Much has changed since 1919. Science has marched on, clothes have gotten more comfortable, lifestyles have evolved. In politics, not much has changed, unfortunately. Let’s begin with the grim and take a look at world events from 1919.

1919 marked the end of The Great War, known now as WW1, a war that saw tanks, trench warfare, submarine warfare, and poison gas. The war was viewed by most as “senseless slaughter” that set up many problems we still have today. There was no clear winner on Armistice Day (Nov. 11, 1918)

Some lessons were learned, at least for a while: don’t go to war when diplomacy might work and don’t start a war thinking it will be over quickly.  No, we didn’t retain the lessons but in 1919, there was all hope we would.

The adversaries in WW1 were Allies (Britain, France, Russia, Italy and the United States) and  Central Powers which included Germany, Austria-Hungary, Ottoman Empire, and Bulgaria. With the end of the war, 1919 saw the beginning of the end of the Ottoman Empire (sometimes called the Turkish Empire, based around the Mediterranean).  These folks had helped defeat the Roman Empire. They had a large slaved-based army lead by sultans and a monarch ruling ruthlessly for hundreds of years. The Empire fell into a state of relative peace for a time and became anti-science, favoring religion instead. This area had been the cradle of chemistry, but science gradually slipped out of vogue as being worldly and not focused on god. Thus, the Ottoman Empire lost its edge. Napoleon took a good swipe at the Empire and when the Ottomans attacked Russia in 1914, other countries piled on to defeat them. Lesson learned here: don’t let religion rule over your scientists. 

The Treaty of Versailles was signed in 1919. It was hard on Germany, put all of the blame on them,  and ignored the suffering and starving its citizens had endured.  In the United States, German-Americans were the most hated ethnic group. They were accused of being ruthless and cruel and called Huns, although they were primarily beer brewers. President Woodrow Wilson, in perhaps one of the only punctuation prejudices known to history, attacked their German-American self-identification, calling the hyphen a dagger and a weapon. The result was a loss of German-speaking communities, German presses, and even a loss of German last names as people changed the spelling to hide their their nationality: Huber became Hoover, Joder became Yoder, Muller changed to Miller, and even Haustein turned into Hausten. This pressure was pronounced in cities like Milwaukee. Less so in San Diego, where my family lived, thus no change in spelling, although a Navy captain changed his name to Hausten. Did you ever wonder why the element tungsten has the symbol W? It’s because the German term for the element was Wolfram, and Germans who discovered/isolated the element named it thus. In a fit of pettiness, the name was changed but the symbol was used far too much to meet the same fate.

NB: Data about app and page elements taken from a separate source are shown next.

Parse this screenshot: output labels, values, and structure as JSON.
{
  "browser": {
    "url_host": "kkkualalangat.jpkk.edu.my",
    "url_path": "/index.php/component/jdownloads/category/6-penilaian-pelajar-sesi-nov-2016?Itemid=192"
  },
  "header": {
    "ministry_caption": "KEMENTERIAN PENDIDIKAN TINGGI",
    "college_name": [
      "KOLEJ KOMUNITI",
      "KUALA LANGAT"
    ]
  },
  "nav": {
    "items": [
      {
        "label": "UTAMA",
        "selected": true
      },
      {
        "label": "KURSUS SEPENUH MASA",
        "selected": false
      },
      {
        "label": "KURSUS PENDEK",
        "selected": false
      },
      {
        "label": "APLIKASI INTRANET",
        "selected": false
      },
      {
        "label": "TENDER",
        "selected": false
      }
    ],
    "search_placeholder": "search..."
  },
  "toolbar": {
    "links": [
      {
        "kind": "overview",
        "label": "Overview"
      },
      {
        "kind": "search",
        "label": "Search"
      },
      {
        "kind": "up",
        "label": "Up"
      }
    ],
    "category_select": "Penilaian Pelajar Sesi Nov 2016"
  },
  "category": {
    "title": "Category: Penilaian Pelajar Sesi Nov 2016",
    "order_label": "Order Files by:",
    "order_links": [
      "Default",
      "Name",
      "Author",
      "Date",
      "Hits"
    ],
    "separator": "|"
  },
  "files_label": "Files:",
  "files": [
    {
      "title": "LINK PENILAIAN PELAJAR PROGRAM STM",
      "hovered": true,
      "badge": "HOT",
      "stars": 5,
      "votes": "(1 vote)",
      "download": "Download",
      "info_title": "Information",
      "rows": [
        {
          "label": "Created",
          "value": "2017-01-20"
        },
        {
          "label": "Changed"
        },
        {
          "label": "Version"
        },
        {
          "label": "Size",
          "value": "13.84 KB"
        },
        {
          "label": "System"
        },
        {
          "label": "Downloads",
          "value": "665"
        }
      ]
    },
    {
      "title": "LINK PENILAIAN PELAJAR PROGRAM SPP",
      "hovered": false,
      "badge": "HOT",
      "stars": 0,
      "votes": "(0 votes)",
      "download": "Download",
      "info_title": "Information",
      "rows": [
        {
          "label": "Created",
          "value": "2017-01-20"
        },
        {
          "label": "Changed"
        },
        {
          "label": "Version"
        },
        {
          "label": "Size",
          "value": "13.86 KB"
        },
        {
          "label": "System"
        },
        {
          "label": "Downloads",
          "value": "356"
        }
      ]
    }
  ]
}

Ethnic prejudices serve political advantage. They can unite people against an Other. Long term, they do nothing positive. This is one lesson we as a nation have not completely learned. At least we still send kids to Kindergarten, but the confusion on the periodic table of elements remains.


The Treaty of Versailles was signed in 1919. It was hard on Germany, put all of the blame on them,  and ignored the suffering and starving its citizens had endured.  In the United States, German-Americans were the most hated ethnic group. They were accused of being ruthless and cruel and called Huns, although they were primarily beer brewers. President Woodrow Wilson, in perhaps one of the only punctuation prejudices known to history, attacked their german-American status, calling the hyphen a dagger and a weapon. The result was a loss of German-speaking communities, German presses, and even a loss of German last names as people changed the spelling to hide their their nationality, Huber becoming Hoover and Joder becoming Yoder, Muller changing to Miller, and even Haustein becoming Hausten. 












The Haustein’s of my last name didn’t feel the pressure to change. They were living in San Diego and didn’t feel the pressure that those in Milwaukee and St. Louis did. One family member who changed was in the Navy and lived in Hawaii.